Tales from the Yawning Portal is the new book of adventures for Dungeons & Dragons from Wizards of the Coast, but the adventures themselves aren’t new. It’s a compilation, a greatest hits album, of the most iconic and interesting modules that have been released over the course of the history of the game.
If you’re not familiar with the idea of “modules,” it’s pretty simple. Since the dawn of the game, there have been two broad ways of playing. The first is creating your own campaign, and the second is playing through a pre-written campaign or module. In reality, many players of Dungeons & Dragons end up somewhere in between. A dungeon master (DM), who is basically a referee for the game, will often take elements from published adventures and create new and specific work for her players.
Tales from the Yawning Portal compiles seven different iconic dungeons from throughout D&D’s history and makes them available for DMs and players of the game’s newest version, 5th Edition. This means that anyone who is currently running a D&D campaign can either run these dungeons as a complete adventure or, if they prefer, merely take ideas, set pieces, monsters, and items from these worlds.
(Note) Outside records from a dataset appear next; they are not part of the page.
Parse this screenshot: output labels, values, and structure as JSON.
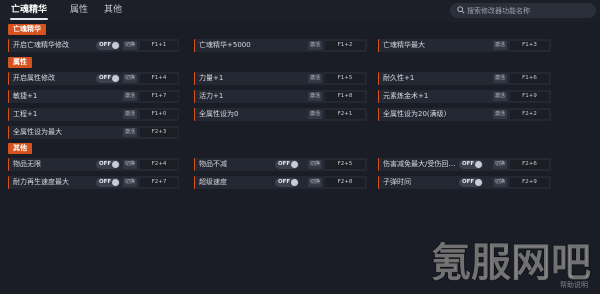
{
  "tabs": [
    {
      "label": "亡魂精华",
      "active": true
    },
    {
      "label": "属性",
      "active": false
    },
    {
      "label": "其他",
      "active": false
    }
  ],
  "search": {
    "placeholder": "搜索修改器功能名称"
  },
  "sections": [
    "亡魂精华",
    "属性",
    "其他"
  ],
  "rows": [
    {
      "label": "开启亡魂精华修改",
      "type": "toggle",
      "state": "OFF",
      "action": "切换",
      "key": "F1+1"
    },
    {
      "label": "亡魂精华+5000",
      "type": "button",
      "action": "激活",
      "key": "F1+2"
    },
    {
      "label": "亡魂精华最大",
      "type": "button",
      "action": "激活",
      "key": "F1+3"
    },
    {
      "label": "开启属性修改",
      "type": "toggle",
      "state": "OFF",
      "action": "切换",
      "key": "F1+4"
    },
    {
      "label": "力量+1",
      "type": "button",
      "action": "激活",
      "key": "F1+5"
    },
    {
      "label": "耐久性+1",
      "type": "button",
      "action": "激活",
      "key": "F1+6"
    },
    {
      "label": "敏捷+1",
      "type": "button",
      "action": "激活",
      "key": "F1+7"
    },
    {
      "label": "活力+1",
      "type": "button",
      "action": "激活",
      "key": "F1+8"
    },
    {
      "label": "元素炼金术+1",
      "type": "button",
      "action": "激活",
      "key": "F1+9"
    },
    {
      "label": "工程+1",
      "type": "button",
      "action": "激活",
      "key": "F1+0"
    },
    {
      "label": "全属性设为0",
      "type": "button",
      "action": "激活",
      "key": "F2+1"
    },
    {
      "label": "全属性设为20(满级)",
      "type": "button",
      "action": "激活",
      "key": "F2+2"
    },
    {
      "label": "全属性设为最大",
      "type": "button",
      "action": "激活",
      "key": "F2+3"
    },
    {
      "label": "物品无限",
      "type": "toggle",
      "state": "OFF",
      "action": "切换",
      "key": "F2+4"
    },
    {
      "label": "物品不减",
      "type": "toggle",
      "state": "OFF",
      "action": "切换",
      "key": "F2+5"
    },
    {
      "label": "伤害减免最大/受伤回…",
      "type": "toggle",
      "state": "OFF",
      "action": "切换",
      "key": "F2+6"
    },
    {
      "label": "耐力再生速度最大",
      "type": "toggle",
      "state": "OFF",
      "action": "切换",
      "key": "F2+7"
    },
    {
      "label": "超级速度",
      "type": "toggle",
      "state": "OFF",
      "action": "切换",
      "key": "F2+8"
    },
    {
      "label": "子弹时间",
      "type": "toggle",
      "state": "OFF",
      "action": "切换",
      "key": "F2+9"
    }
  ],
  "help": "帮助说明",
  "watermark": "氪服网吧",
  "colors": {
    "accent": "#d4531e",
    "bg": "#1a1d25",
    "row": "#242832"
  }
}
There are lots of interesting things to take from the dungeons in Yawning Portal, and one of the more interesting ones is the namesake inn. The structure of the book is not a linear adventure with several planks, and is therefore nothing like last fall’s contained Storm King’s Thunder. Rather, the creators of this compilation have given us a “hook” in a tavern called The Yawning Portal. Within the fiction of the Forgotten Realms, the central world of D&D’s 5th edition, The Yawning Portal is a tavern created by an adventurer who braved and looted Undermountain, one of the most brutal dungeons in the history of the game. The book contains some characters and charts to fill out that tavern, and it suggests that the compiled dungeons are places that players might hear about (or overhear) in this bustling tavern of adventurers.
While the adventures contained in the book are all distinct, I will say that they all have several traits in common. They are all classic “dungeon delves,” and by that I mean that they are all adventures that put players inside of massive complexes full of enemies, monsters and treasures that need to be defeated, avoided or looted. Some of the adventures in the book, such as “Tomb of Horrors” and “White Plume Mountain,” are literally legendary dungeons that are brutally difficult for players to make their way through. These dungeons are light on story concepts and heavy on an antagonistic gameplay between the DM and her players. If you run “Tomb,” you are invested in killing off that party in interesting and brutal ways, and that’s just kind of how it is.
There are also “softer,” or perhaps more cooperative, dungeons included in the Tales book. “The Sunless Citadel” is a wonderful adventure, and it was one of the first prewritten campaigns that I played that felt like a real and fully-fledged little world. There is a kobold named Meepo in that citadel who still has a special place in my heart. There is also “Dead in Thay,” a complicated and long adventure that has the party going into the deepest and darkest sanctums of dark wizardry in order to mess up the most bad of wizard dudes.
Tales from the Yawning Portal rides the line between nostalgia and ease of access for new players. I can imagine sitting down with Danni, my Mages & Murderdads cohost, and replaying “The Sunless Citadel” and having as good of a time as we did all those years ago when we played it the first time (we’ve already had this conversation, in fact). I can just as easily imagine running headfirst into “The Hidden Shrine of Tamoachan,” an adventure that I don’t know a single thing about, and trying my hand as a player or as a DM against the monsters and snail gods (yep!) that live there.
Tales from the Yawning Portal has a little something for every kind of D&D player or DM, and introducing your friends to the kobolds of the citadel (or your enemies to the horror of the tombs) would make for an excellent afternoon or two of serious, old-school D&D.
Cameron Kunzelman tweets at @ckunzelman and writes about games at thiscageisworms.com. His latest game, Epanalepsis, was released last year. It’s available on Steam.